[Data to use — start]
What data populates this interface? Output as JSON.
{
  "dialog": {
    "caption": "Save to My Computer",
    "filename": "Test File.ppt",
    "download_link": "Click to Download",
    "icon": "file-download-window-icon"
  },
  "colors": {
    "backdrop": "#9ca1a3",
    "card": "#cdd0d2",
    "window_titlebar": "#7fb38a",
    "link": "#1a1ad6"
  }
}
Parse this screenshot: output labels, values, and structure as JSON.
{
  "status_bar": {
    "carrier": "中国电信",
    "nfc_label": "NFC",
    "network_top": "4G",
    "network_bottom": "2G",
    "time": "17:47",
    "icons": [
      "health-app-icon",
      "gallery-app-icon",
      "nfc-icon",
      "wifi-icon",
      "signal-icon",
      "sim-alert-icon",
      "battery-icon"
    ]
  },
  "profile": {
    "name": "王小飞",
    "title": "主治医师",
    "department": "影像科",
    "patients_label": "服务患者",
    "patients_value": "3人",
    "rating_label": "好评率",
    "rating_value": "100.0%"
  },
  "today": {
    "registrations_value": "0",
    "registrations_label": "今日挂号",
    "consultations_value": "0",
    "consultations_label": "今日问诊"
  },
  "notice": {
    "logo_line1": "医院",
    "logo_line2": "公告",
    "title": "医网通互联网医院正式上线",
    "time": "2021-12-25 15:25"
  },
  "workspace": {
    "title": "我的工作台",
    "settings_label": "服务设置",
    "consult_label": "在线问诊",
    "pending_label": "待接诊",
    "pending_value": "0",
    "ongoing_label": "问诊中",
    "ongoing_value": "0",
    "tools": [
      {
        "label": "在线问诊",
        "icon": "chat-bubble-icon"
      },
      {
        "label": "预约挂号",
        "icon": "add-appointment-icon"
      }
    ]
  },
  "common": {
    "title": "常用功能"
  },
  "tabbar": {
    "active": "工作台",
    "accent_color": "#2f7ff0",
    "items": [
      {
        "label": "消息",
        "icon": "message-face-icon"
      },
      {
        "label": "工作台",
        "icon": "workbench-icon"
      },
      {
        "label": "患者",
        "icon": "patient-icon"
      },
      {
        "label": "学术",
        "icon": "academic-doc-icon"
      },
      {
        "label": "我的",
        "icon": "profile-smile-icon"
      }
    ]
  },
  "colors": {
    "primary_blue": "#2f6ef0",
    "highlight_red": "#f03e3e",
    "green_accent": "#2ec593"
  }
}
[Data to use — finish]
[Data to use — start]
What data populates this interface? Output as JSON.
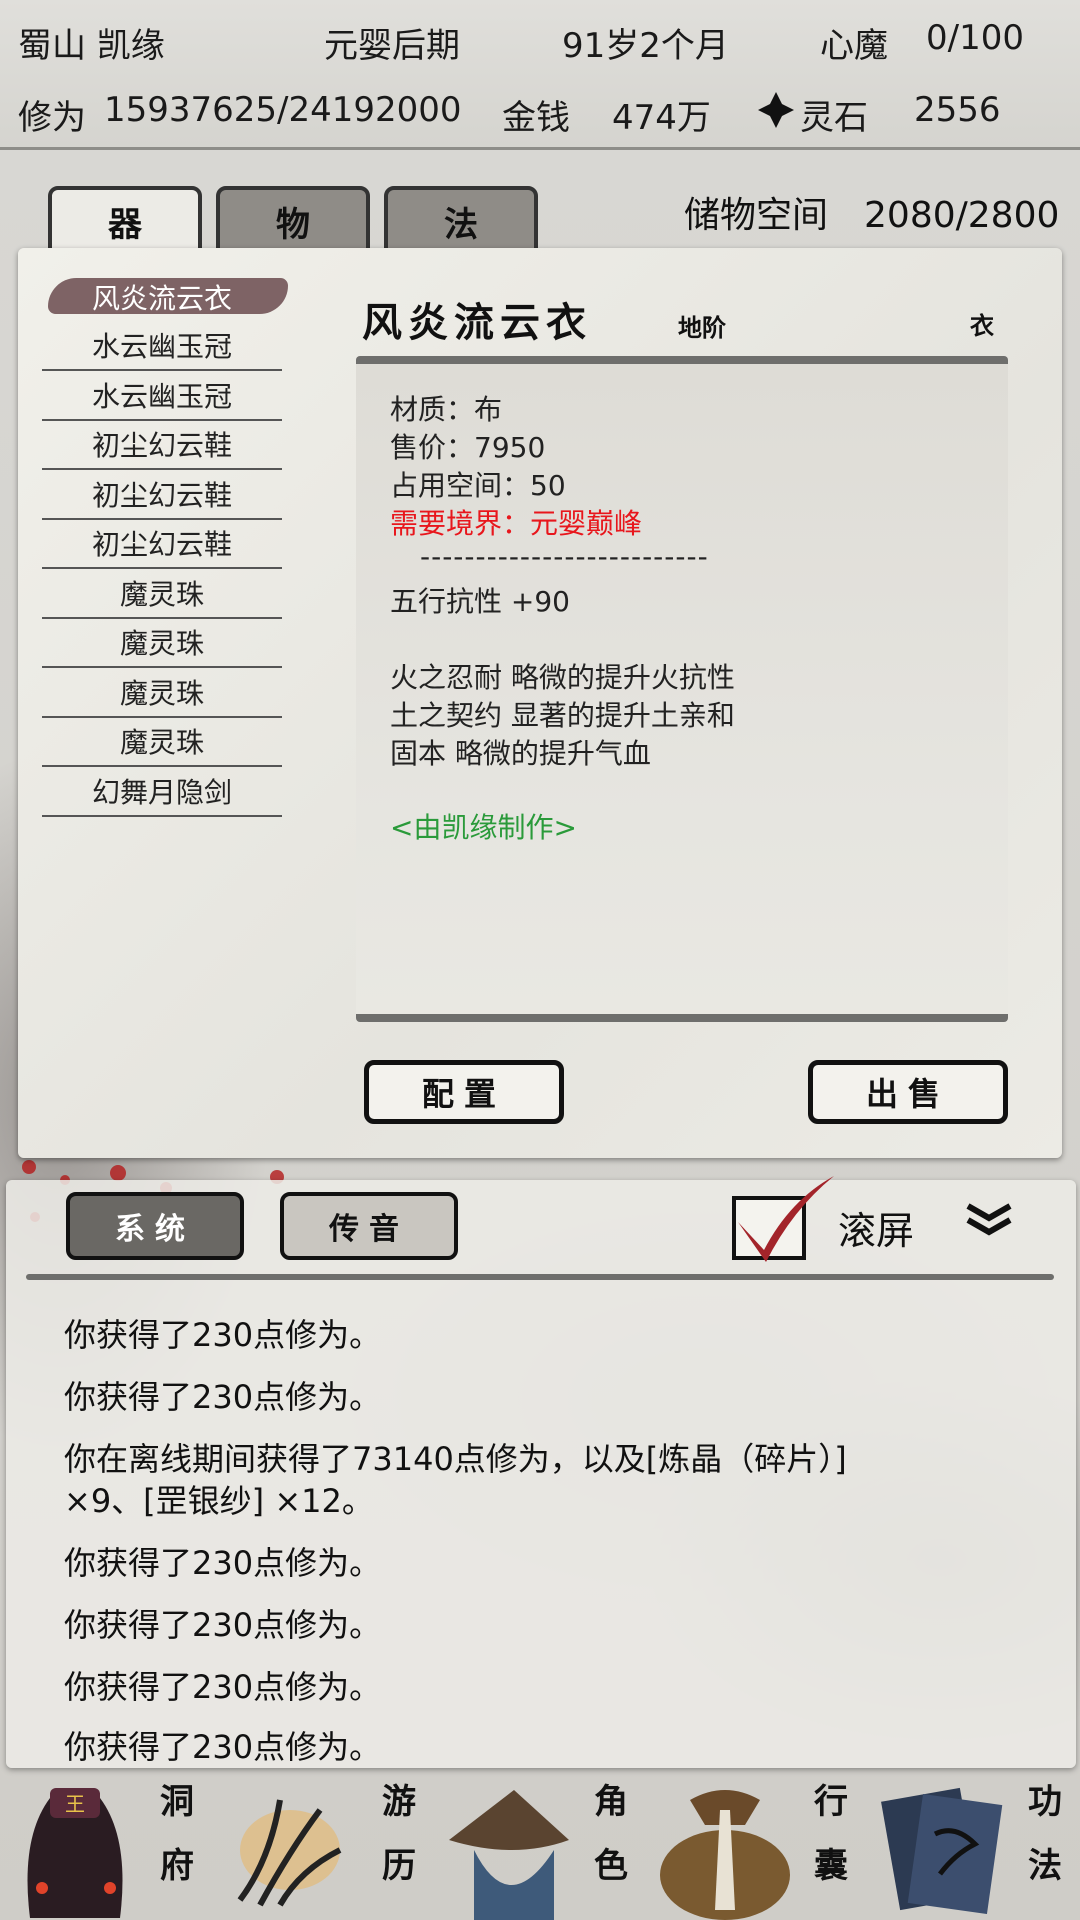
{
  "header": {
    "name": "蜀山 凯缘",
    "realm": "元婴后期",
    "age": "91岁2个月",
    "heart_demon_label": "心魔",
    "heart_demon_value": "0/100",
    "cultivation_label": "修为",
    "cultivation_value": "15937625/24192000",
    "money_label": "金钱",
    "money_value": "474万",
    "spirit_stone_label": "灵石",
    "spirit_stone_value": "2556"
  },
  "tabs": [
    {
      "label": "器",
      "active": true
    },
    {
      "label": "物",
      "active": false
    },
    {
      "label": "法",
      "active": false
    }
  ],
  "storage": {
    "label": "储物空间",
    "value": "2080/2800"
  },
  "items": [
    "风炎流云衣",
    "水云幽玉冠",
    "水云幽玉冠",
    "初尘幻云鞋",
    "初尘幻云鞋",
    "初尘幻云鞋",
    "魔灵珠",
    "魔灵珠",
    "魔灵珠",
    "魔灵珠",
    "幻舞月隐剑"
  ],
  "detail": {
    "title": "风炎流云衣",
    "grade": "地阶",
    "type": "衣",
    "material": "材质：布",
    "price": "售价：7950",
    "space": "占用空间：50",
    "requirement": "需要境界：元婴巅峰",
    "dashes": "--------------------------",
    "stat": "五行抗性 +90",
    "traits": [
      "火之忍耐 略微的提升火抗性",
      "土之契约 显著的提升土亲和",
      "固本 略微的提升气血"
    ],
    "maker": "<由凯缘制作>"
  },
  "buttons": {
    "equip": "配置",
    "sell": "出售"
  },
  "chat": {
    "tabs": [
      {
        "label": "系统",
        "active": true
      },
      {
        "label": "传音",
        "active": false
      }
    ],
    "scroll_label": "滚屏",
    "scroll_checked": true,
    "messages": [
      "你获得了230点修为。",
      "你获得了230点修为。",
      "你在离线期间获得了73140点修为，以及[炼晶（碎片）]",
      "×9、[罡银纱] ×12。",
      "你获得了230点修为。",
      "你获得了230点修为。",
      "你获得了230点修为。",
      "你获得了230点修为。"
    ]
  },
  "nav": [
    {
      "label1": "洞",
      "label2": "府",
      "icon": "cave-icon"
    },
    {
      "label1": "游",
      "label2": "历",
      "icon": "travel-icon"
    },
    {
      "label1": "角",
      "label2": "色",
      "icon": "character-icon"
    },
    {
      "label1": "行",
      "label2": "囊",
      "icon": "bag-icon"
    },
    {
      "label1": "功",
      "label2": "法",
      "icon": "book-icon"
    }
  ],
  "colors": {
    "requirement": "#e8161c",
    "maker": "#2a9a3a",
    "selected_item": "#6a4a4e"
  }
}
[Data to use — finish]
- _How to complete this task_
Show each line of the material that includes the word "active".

- _Response to this exercise_
    "active": "工作台",
      "active": true
      "active": false
      "active": false
        "active": true
        "active": false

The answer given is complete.